Thursday, February 28, 2008

King Rama II Memorial Park

King Rama II, posthumously named Buddha Loetla Nabhalai, was the second King of the Chakri dynasty, the royal dynasty still ruling in Thailand today. He was born on February 24 1767 in Amphawa, next to the temple Wat Amphawan Chetiyaram. To commemorate the place, a park was established at that place adjoining the temple, built on land donated from the temple.

The park is located on highway 6006, which branches off from 325 in Amphawa town. We came there from the Ratchaburi Cathedral, which is also on the 6006, but it already had become rather late, just 30 minutes before the park was supposed to get closed. So I only had time for a stroll through the park till the Mae Khlong river, and return to the car, but no time to see the exhibitions inside the buildings built in the historical style. Just had the time to take photos of the various parts of the park, which additional to these houses also contain a ship used by a later King, and also several statues within a pond. Too bad I don't know which stories are the basis of these statues, but wouldn't be surprised if it is one of the nirats of Sunthorn Phu.

Nearby is also the Amphawa floating market, much less commercial and touristical than the famous one at Damnoen Saduak.

Wednesday, February 20, 2008

Mermaid in Songkhla

Everyone knows the mermaid statue in Kopenhagen, but the one in Songkhla has become a local tourist attraction already as well. It is located at the northeastern tip of the peninsula which contains the city of Songkhla, at the Samila beach.

Of course the statue does not depict the mermaid from Hans Christian Andersens fairytale, but a character from the tale Phra Apaimanee by Sonthorn Phu. The statue was created in 1966 by Jitr Buabus, director of the Art & Craft College, Bangkok.

This beach has quite a lot of statues. A little bit west of the mermaid is a statue of a cat and a mouse, which refers to the name of two islands off the coast named cat and mouse island. It look especially nice when seen through that gate, which is kind of an entrance to the beach.

South of the mermaid at the circle ending of the street is a statue of a reading man. I have no idea what is the meaning of that one, as unlike the mermaid it had no English description on the plate next to it, and at the time we went there my knowledge of the Thai letters was also almost zero so I could not write down the name of the statue either.

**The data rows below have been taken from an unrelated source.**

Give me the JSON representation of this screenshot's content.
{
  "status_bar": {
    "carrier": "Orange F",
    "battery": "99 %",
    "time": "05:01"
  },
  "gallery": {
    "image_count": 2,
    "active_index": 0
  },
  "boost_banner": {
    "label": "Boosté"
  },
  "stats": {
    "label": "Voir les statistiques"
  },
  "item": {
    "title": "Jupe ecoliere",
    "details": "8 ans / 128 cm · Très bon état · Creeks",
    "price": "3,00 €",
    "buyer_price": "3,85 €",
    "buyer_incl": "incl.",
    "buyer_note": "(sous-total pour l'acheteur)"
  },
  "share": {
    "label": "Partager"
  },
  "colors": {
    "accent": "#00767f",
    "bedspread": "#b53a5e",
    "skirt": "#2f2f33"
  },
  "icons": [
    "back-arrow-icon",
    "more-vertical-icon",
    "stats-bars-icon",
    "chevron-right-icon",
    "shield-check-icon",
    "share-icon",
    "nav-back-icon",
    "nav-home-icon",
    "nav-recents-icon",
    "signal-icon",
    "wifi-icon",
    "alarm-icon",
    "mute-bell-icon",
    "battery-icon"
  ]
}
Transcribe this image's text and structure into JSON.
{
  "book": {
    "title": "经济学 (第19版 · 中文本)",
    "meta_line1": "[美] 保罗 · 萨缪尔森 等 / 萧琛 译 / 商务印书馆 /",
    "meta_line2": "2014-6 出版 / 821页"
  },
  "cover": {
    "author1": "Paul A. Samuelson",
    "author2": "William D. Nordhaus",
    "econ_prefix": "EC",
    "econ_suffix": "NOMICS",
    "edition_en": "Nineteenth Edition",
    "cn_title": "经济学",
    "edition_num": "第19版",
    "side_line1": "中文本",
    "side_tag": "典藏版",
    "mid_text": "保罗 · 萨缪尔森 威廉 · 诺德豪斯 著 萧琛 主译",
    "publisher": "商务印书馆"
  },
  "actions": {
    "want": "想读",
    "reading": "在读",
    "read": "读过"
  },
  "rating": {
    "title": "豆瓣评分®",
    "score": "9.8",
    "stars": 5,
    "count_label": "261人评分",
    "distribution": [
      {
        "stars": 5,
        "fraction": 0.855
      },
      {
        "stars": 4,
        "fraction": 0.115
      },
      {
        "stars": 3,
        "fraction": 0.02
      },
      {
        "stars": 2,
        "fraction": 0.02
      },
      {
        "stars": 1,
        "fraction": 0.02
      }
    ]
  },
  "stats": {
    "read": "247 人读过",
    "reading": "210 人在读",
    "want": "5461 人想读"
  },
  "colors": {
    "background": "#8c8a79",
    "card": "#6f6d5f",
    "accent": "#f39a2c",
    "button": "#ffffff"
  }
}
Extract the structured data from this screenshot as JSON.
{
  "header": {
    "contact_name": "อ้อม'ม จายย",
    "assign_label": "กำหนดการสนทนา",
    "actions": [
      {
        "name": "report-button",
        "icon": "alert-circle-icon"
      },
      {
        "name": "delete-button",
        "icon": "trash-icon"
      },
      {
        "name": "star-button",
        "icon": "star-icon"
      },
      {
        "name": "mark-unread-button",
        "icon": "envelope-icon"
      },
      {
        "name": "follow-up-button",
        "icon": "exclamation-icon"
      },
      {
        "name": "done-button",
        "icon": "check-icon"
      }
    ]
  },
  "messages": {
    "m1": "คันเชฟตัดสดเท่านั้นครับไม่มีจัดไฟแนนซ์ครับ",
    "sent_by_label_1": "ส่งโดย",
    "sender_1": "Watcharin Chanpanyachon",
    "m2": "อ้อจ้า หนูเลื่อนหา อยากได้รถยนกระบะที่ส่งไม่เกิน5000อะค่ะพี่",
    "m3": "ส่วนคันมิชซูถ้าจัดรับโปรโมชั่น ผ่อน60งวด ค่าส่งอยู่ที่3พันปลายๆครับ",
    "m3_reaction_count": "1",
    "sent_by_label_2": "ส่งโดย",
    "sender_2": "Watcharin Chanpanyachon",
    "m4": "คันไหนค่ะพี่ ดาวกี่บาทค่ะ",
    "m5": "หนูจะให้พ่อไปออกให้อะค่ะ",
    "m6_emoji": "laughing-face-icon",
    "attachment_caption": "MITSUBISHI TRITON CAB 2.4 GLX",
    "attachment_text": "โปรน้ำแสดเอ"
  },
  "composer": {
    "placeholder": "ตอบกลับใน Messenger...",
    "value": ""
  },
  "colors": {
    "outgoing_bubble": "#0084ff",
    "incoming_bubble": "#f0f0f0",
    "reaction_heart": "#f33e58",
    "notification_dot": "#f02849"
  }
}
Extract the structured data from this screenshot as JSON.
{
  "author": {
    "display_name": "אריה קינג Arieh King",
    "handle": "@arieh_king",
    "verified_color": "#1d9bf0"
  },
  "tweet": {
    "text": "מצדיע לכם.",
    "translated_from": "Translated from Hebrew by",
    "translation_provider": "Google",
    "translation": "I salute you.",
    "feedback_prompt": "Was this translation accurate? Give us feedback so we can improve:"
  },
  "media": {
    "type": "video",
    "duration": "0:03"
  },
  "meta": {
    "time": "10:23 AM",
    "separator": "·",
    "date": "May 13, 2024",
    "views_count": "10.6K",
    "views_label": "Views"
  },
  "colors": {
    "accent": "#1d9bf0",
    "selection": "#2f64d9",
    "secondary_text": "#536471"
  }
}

Monday, February 11, 2008

Rafflesia in Khao Sok

Sign at Entrance to Visitor CenterThe Khao Sok national park (อุทยานแห่งชาติเขาสก) is not really a place I can call "unseen", as it is the most popular national park in southern Thailand. Given it's location not far from the touristic centers on Phuket or at Khao Lak, it is an easy target for day tours from these places for tourists tired of spending all day at the beach. But even though foreigners are nothing uncommon there, it is not overcrowded with them and still worth the visit.

Cliffs in Chiao Lan lakeThe park is accessible in two parts. The first one is the Ratchaprapha dam, which created the Chiao Lan lake. Especially this dam is popular for Thai tourist, so I already went there twice, the first time doing a picnic there and then later do a boat trip over the lake to the fascinating cliffs partially submerged in the artificial lake. The second time we just did the boating, as the dam itself was already overcrowded with Thai people celebrating Songkhran (Thai New Year) there.

Sok river in the morning mistThe second part around the visitor center of the park has several jungle trails, however I did not do any of those yet. This is because I most wanted to see the most peculiar flower of Thailand, the Rafflesia. It is a parasitic plant living within the roots of a tree, with only their buds and flowers being visible. While this is interesting already, the mere size of the flowers - reaching one meter in diameter - makes them really extraordinary. I wanted to see this flower in real ever since I first read about it, but either we had no time while we were in Surat Thani, or it had no flower in blooming then. So when we went to the visitor center and learned that there is a Rafflesia blooming, we quite quickly decided to go to that place instead of taking the trails.

View over the forested hills of Khao SokThe blooming was actually not within the park itself, but on private land slightly outside the park boundaries. The hiking began at the house of the rubber farmer who owns the land, and after a short walking through the rubber trees we entered the jungle already. I have no idea how far it really was, but it was quite tiring to walk uphill in the hot weather with just on bottle of water. But it was well worth it, as it was not just a single flower in full blooming, but it also had two older ones in various parts of decomposing, and also new buds which were about to bloom soon. So I could not only take close-up photos of this fascinating flower, but could get the whole development from bud to decomposing flower in one time. The only thing which lacked was the smell - normally Rafflesia has a smell of rotten meat to attract the flies to do the pollinating. But that one had almost no smell at all, but even without smell there were a few flies inside it. The full set of these photos I have uploaded to flickr.

Rafflesia kerrii bloomingSeeing the flower in real did only create more interest into these flowers, so I got myself the book "Rafflesia of the world" by Jamili Nais - the only online shop which has it for reasonable price was borneobooks. I learned a lot more about these plants from that book, so I am looking forward to see the new book mentioned in the Rafflesia blog.